Parent report of reading to young children

Pediatrics. 2004 Jun;113(6 Suppl):1944-51.


Objective: The purpose of this study was to investigate the predictors and frequency of book-sharing activities in a nationally representative sample of families with young children and to examine the extent to which parents report that pediatric health care providers are addressing early literacy activities.

Methods: This study analyzed data from the 2000 National Survey of Early Childhood Health (NSECH), a telephone survey of 2068 parents of children aged 4 to 35 months. Parents were queried about the frequency of reading with their child, whether their pediatric provider discussed reading in the past year, and, if not, whether a discussion of the importance of reading to their child would have been helpful. Descriptive statistics, bivariate analyses, and multivariate logistic regression to identify predictors of daily reading among parents of young children nationally were used.

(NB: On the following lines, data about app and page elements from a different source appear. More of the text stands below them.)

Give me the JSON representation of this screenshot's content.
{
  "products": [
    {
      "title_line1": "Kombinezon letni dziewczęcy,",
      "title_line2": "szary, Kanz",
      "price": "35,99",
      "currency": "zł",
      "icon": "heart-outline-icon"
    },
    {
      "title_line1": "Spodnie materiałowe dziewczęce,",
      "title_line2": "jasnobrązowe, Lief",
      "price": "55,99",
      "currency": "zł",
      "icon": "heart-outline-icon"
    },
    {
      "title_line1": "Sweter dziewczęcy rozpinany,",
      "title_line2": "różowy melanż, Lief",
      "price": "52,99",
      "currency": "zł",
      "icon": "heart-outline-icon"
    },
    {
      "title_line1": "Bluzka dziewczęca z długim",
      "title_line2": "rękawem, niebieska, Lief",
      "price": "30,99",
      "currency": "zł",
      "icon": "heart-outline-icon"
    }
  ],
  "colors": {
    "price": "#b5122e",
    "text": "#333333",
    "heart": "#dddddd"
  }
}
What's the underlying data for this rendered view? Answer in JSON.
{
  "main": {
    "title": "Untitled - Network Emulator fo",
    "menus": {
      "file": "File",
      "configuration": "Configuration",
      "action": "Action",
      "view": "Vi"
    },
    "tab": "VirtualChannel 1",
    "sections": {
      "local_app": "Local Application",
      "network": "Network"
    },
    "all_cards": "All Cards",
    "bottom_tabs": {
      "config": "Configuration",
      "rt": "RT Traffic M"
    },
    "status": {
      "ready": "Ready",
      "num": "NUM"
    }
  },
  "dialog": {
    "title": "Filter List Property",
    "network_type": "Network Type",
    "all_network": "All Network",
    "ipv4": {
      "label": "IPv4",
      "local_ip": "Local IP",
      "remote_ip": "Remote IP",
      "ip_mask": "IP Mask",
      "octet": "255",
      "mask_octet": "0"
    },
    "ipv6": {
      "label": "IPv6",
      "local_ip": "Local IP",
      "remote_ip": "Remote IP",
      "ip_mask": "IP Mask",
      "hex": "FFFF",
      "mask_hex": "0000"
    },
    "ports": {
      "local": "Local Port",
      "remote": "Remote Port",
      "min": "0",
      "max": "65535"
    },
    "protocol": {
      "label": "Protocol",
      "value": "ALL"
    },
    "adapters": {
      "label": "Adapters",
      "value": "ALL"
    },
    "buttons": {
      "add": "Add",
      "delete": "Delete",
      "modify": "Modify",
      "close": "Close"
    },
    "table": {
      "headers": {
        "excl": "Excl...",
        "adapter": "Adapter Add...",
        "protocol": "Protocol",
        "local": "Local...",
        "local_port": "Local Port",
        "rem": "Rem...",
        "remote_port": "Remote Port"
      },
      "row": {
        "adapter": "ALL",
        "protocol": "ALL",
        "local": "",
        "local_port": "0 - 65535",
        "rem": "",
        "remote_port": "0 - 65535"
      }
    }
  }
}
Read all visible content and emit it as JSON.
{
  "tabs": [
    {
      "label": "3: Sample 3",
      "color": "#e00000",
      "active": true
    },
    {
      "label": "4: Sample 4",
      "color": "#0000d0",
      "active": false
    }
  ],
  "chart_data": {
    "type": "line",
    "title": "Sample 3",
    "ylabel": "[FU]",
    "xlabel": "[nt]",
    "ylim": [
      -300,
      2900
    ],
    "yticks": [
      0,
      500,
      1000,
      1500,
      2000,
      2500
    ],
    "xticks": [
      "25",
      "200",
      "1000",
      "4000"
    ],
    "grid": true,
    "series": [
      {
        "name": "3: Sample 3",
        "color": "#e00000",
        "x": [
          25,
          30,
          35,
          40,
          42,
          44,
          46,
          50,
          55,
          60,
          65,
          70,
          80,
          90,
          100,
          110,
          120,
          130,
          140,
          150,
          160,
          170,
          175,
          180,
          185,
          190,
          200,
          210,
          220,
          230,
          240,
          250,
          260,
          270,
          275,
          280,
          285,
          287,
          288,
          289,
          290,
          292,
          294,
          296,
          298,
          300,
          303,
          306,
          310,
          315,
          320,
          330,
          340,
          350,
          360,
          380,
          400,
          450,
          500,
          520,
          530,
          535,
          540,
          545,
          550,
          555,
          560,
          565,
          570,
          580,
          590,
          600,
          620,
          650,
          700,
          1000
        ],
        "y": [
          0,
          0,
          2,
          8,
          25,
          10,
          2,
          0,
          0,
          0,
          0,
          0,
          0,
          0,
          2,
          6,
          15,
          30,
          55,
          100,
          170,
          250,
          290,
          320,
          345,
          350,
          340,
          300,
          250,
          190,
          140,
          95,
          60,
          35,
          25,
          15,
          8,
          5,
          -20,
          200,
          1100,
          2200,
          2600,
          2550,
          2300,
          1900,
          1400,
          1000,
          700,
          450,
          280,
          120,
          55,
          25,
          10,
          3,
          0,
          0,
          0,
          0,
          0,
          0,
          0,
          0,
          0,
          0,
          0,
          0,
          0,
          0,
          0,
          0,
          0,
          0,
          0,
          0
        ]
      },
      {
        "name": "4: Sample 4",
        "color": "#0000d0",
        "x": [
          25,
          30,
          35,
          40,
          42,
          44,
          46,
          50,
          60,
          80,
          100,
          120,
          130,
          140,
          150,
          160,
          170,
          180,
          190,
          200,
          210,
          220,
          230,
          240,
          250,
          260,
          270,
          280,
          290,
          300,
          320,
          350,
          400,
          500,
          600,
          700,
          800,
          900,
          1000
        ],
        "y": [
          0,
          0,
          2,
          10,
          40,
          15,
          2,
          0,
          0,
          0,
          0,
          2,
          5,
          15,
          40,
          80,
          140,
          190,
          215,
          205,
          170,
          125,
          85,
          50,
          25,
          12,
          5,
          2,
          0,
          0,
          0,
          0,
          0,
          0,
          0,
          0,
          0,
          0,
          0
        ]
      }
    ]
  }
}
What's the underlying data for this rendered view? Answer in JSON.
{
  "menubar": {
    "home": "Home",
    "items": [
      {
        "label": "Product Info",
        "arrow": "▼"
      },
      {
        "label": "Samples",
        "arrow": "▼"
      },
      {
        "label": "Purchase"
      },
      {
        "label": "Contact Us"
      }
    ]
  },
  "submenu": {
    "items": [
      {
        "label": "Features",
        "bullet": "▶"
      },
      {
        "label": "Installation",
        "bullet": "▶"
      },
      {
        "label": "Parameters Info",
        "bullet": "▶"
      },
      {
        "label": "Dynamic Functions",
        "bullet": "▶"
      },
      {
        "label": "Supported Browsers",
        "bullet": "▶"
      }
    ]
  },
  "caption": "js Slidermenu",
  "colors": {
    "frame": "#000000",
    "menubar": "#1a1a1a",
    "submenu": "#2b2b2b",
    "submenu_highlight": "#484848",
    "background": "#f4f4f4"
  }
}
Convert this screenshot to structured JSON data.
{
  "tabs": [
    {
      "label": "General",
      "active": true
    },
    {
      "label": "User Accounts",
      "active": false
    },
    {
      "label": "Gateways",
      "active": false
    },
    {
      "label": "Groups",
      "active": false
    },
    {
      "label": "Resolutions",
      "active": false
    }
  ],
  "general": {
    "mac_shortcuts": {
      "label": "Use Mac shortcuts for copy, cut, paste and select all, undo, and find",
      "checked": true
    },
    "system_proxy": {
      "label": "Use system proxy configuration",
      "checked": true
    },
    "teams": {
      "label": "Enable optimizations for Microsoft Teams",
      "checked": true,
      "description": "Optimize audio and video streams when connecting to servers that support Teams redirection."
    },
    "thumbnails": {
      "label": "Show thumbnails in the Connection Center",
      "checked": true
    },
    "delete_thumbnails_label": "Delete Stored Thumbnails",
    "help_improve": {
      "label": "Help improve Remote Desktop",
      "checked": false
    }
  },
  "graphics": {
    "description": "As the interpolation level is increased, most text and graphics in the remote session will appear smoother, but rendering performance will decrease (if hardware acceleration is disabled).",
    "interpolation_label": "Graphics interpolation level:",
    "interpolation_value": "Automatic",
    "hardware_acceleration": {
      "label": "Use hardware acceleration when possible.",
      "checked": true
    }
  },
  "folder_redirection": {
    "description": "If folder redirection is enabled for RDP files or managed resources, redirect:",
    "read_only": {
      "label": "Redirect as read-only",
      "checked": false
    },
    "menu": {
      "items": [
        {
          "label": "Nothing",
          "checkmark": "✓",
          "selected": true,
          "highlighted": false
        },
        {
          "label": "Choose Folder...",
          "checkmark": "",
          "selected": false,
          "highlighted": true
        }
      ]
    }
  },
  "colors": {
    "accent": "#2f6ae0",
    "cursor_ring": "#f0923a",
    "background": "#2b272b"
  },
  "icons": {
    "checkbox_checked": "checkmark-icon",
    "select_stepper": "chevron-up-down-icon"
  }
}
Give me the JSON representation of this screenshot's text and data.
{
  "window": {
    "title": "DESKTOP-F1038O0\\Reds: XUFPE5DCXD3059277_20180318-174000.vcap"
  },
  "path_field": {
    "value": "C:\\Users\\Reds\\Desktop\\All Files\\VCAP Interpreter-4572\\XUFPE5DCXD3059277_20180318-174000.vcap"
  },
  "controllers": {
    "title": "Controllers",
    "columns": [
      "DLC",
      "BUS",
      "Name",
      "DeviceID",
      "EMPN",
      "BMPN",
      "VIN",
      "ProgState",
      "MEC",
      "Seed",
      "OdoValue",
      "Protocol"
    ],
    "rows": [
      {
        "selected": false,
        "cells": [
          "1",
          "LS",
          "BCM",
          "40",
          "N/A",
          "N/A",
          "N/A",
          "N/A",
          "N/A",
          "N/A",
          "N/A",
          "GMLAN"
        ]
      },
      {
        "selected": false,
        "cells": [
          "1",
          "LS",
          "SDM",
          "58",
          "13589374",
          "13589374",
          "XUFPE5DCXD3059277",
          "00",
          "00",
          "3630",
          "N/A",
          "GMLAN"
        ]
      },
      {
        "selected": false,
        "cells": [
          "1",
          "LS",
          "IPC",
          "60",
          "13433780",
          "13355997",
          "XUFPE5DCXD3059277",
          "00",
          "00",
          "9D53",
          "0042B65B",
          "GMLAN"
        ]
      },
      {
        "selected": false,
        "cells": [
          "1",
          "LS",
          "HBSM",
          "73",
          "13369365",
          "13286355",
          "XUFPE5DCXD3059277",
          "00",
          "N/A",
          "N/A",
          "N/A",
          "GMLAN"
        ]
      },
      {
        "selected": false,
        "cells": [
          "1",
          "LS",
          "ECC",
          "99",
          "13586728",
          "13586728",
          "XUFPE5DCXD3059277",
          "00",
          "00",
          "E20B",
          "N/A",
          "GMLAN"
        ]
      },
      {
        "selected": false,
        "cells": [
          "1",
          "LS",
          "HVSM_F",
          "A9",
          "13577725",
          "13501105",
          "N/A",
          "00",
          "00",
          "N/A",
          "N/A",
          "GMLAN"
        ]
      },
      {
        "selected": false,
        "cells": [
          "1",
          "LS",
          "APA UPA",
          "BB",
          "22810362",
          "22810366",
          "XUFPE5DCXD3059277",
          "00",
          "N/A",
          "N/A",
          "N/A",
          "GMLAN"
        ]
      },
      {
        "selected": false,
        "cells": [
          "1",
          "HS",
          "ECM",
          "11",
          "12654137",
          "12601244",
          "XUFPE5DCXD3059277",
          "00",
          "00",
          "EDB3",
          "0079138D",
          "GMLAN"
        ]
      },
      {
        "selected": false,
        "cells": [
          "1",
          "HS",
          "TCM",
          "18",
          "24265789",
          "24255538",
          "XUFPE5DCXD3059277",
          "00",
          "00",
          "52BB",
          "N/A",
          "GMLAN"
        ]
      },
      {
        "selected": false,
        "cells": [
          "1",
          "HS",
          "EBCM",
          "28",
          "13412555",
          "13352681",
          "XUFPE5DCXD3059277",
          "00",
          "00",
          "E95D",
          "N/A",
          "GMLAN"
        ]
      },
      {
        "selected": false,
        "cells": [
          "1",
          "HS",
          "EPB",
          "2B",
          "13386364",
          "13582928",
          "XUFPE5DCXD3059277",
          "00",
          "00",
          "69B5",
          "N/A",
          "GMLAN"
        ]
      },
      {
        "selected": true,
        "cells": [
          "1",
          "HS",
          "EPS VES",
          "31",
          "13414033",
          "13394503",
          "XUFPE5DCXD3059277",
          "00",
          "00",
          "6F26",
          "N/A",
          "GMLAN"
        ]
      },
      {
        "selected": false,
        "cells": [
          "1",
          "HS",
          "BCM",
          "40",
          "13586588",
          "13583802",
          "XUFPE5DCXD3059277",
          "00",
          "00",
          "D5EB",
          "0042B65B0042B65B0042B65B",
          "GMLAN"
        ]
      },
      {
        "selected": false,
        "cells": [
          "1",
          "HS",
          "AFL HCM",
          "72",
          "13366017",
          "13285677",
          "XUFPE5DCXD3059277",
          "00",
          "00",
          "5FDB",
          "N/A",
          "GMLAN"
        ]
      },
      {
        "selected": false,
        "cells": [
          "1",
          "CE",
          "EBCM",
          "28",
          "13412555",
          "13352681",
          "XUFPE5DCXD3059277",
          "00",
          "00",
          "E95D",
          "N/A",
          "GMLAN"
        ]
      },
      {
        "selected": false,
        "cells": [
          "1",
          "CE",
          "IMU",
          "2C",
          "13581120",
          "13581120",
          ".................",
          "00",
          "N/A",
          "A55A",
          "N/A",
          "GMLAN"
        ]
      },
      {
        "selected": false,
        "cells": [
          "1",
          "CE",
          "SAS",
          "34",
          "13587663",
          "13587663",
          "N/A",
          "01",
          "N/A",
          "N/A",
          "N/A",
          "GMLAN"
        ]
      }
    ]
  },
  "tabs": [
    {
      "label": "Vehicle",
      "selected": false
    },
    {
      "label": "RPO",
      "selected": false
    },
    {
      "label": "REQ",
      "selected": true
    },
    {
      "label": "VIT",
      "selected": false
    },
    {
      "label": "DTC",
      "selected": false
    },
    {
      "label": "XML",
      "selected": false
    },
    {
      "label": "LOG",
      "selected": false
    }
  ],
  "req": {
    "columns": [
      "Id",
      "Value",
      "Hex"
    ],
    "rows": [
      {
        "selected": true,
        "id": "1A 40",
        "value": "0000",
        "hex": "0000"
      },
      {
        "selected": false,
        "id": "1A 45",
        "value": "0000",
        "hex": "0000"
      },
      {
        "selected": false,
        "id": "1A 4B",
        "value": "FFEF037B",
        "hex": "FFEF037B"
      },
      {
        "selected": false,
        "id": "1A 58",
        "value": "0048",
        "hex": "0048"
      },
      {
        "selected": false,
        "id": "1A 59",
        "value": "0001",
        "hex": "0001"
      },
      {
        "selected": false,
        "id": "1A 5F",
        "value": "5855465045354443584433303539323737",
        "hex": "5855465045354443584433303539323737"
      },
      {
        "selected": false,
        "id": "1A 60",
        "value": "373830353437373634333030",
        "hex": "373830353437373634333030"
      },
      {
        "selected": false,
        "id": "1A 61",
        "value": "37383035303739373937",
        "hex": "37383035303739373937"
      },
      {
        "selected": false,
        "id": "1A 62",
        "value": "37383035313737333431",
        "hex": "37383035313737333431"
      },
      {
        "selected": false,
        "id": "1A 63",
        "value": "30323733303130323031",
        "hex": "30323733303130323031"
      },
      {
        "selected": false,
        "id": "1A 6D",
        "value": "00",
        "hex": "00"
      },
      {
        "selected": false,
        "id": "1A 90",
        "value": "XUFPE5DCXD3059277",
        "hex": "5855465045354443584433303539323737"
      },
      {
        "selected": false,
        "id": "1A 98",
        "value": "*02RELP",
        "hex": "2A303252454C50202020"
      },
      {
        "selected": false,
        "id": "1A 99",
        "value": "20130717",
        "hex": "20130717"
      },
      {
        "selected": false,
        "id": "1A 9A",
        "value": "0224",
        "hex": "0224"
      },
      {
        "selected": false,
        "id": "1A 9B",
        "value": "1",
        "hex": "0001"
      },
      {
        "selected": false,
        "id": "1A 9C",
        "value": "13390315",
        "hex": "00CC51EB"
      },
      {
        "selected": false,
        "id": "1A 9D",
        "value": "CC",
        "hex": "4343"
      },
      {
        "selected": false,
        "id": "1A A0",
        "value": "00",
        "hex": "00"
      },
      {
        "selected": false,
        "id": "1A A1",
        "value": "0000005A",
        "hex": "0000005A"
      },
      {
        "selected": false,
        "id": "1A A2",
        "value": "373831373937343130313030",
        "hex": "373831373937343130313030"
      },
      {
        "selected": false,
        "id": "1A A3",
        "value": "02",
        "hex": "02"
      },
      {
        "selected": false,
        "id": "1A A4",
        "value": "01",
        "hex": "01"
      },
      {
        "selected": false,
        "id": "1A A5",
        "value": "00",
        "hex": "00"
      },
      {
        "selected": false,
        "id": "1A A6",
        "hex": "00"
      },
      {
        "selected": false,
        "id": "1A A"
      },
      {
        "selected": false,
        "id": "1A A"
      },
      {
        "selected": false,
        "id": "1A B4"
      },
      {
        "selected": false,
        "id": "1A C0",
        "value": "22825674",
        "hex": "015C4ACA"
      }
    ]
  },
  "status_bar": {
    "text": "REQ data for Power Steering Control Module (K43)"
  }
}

Results: Approximately 52% of young children are reportedly read to every day by a parent. Significant predictors of daily reading include older child's age (19-35 months; odds ratio [OR]: 1.77; 95% confidence interval [CI]: 1.18-2.65, as compared with 4-9 months), maternal education greater than high school (OR: 2.00; 95% CI: 1.24-3.22), greater number of children's books in the home (OR: 1.01; 95% CI: 1.00-1.01), and discussion of reading by the pediatric provider (OR: 1.66; 95% CI: 1.23-2.24). Lower odds of daily reading are found for maternal full-time working status (OR: 0.68; 95% CI: 0.49-0.95), black race/ethnicity (OR: 0.61; 95% CI: 0.41-0.91), Hispanic race/ethnicity (OR: 0.56; 95% CI: 0.37-0.86), Spanish language-dominant parents (OR: 0.37; 95% CI: 0.22-0.62), and >1 child in the household (2 children OR: 0.68, 95% CI: 0.48-0.97; 3 children OR: 0.53, 95% CI: 0.35-0.82). Approximately 37% of parents of young children stated that their child's pediatric provider had not discussed reading with them. Nearly half (47%) of these parents indicated that they would have found such a discussion helpful.

Conclusions: Family context and daily reading routines are important for a child's early literacy development. This national study identifies how family characteristics and routines are associated with the family's literacy orientation. The analysis also indicates that a large percentage of parents with young children who do not read daily believe that it would be helpful to discuss the importance of reading with their child's pediatric provider.

Publication types

  • Research Support, Non-U.S. Gov't
  • Research Support, U.S. Gov't, P.H.S.

MeSH terms

  • Age Factors
  • Analysis of Variance
  • Child, Preschool
  • Educational Status
  • Female
  • Health Care Surveys
  • Health Surveys
  • Humans
  • Infant
  • Logistic Models
  • Male
  • Parenting* / ethnology
  • Parents
  • Pediatrics
  • Professional-Family Relations
  • Reading*
  • United States